I appreciate Ellie’s efforts, but I still don’t like eggplant.
This week the bloggers who crave Ellie in their Bellies worked on a roasted vegetable tart, built in a cornmeal and wheat flour crust. You’ll find the recipe here. The combination of eggplant, zucchini and tomatoes, all roasted before being slathered with cheese and herbs and baked, really appealed to me. But the execution fell short. It’s still a bunch of winter vegetables that I really don’t care for. (But I ate it with a glass of this Michigan wine, which makes everything go down more smoothly.)
I shopped for this kind of on the spur of the moment – thus, without a list – and did pretty well. But I was baking in my pajamas early Sunday morning when I realized that I had forgotten the mozzarella. I had two choices: get dressed and run to the store, or punt.

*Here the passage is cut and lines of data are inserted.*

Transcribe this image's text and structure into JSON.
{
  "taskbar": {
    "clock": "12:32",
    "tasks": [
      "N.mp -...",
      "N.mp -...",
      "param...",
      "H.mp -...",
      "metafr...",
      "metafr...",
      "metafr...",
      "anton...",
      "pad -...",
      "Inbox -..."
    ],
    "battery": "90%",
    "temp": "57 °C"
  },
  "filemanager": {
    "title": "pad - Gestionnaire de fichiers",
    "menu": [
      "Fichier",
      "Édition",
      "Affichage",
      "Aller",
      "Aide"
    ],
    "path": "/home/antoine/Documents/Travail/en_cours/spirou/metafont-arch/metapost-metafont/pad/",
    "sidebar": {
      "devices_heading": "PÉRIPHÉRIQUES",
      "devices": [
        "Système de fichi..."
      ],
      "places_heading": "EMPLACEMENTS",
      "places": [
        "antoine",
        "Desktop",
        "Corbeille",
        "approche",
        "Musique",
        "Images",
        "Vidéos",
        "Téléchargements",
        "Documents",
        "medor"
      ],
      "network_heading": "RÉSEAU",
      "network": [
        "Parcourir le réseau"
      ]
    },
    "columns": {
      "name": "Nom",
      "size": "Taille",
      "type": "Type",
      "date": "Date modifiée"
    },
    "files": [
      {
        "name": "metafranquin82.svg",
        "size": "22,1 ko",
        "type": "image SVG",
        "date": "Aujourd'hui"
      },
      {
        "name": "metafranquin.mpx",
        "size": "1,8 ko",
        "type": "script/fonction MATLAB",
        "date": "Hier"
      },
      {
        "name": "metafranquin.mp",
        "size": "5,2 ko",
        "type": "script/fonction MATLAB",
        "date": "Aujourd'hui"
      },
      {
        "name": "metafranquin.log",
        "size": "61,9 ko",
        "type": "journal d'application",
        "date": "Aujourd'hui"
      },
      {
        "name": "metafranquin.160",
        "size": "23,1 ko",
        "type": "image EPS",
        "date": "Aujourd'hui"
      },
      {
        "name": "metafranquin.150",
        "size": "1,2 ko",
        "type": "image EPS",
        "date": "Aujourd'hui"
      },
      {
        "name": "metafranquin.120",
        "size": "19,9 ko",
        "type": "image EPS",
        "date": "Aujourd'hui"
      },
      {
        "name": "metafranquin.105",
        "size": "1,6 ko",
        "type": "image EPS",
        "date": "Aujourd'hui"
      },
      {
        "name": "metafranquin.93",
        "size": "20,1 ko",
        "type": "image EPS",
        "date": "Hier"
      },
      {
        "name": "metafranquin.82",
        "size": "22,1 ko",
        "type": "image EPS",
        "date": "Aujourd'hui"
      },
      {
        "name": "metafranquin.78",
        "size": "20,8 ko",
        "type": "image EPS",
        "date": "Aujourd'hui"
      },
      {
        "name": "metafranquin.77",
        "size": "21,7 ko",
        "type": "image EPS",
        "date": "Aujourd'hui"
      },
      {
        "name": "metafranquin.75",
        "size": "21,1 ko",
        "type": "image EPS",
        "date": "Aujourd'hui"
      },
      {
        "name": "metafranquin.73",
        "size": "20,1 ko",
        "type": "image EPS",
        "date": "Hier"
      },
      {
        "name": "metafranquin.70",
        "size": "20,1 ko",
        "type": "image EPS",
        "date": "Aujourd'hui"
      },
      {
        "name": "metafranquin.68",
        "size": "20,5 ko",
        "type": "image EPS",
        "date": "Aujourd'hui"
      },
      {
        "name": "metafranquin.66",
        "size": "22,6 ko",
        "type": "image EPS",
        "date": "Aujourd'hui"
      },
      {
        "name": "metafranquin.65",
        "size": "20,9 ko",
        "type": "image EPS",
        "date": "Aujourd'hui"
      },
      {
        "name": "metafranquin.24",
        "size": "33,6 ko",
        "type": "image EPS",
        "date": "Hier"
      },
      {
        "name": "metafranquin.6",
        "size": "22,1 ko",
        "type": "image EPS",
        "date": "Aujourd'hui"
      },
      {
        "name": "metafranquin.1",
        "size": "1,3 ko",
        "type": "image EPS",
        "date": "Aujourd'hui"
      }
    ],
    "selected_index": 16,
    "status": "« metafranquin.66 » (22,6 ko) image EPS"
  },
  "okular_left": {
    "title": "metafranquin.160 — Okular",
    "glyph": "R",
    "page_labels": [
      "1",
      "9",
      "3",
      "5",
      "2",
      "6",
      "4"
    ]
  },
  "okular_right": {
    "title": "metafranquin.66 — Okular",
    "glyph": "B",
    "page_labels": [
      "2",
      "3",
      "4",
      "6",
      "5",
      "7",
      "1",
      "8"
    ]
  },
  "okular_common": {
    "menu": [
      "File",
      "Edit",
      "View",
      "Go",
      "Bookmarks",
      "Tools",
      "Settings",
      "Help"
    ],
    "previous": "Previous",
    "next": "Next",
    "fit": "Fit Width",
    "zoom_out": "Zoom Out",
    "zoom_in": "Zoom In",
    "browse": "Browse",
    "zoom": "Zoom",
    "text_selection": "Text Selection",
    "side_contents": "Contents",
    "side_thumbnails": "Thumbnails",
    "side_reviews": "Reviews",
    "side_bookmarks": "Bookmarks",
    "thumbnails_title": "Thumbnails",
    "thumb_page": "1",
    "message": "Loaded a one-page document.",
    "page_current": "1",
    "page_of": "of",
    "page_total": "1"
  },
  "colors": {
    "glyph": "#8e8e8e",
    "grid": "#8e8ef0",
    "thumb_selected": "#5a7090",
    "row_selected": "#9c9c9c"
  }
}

Refusing the change out of my pajamas that early in the day, I rescued some leftover ricotta from the back of my fridge. It worked like a charm! It won’t melt and spread, though, so use your finger and a spoon to make tiny little drops of choose to dot each layer of the tart. It’s super creamy when you bite into it, like lasagna, and makes the tart’s texture great.
I would be proud to carry this dish into someone else’s home, but I fear that the leftovers will sit in the back of my fridge for a while before we throw it down the garbage disposal.
Between my passion for eating sugar cookies (my favorites are the ones my office occasionally gets when Trotter’s To Go caters our events) and my last week spent away from the kitchen due to a near-deadly cold, I was fairly excited to work on this week’s Tuesdays with Dorie selection of traditional sugar cookies. AND I had a stash of colored sugars and sprinkles in my pantry that I’ve been ready to part with for a while, so I was ready for action when I pulled out the ole’ KitchenAid this weekend.
I made the cookies exactly as Dorie recommended, and it totally paid off. The cookies are the perfect creamy color, they taste clean and simple. I would buy them from a bakery if I didn’t know how to make them myself.
But here’s the thing: I used this experiment as a reason to clean all the old sugars and sprinkles out of my pantry. And while I share the Engineer Baker’s aversion to frosting and piping and rolling and cutting, I was prepared to go the extra mile this time for something cute. Well, maybe the extra half-mile.
I rolled the logs of chilled dough in sprinkles before slicing some of the cookies, and for others mashed individual slices of dough in a pool of sprinkles. For me, this IS festive. Next time I need to find some prettier things to roll the dough in.
My TWD colleagues, however, went all out! Check out their finished products. for some great ideas. (The embedded links will take you to a few of my favorites!) Click over to this German TWD blogger for the recipe, and then visit the comments section of the TWD site hfor some great ideas for improvements, too.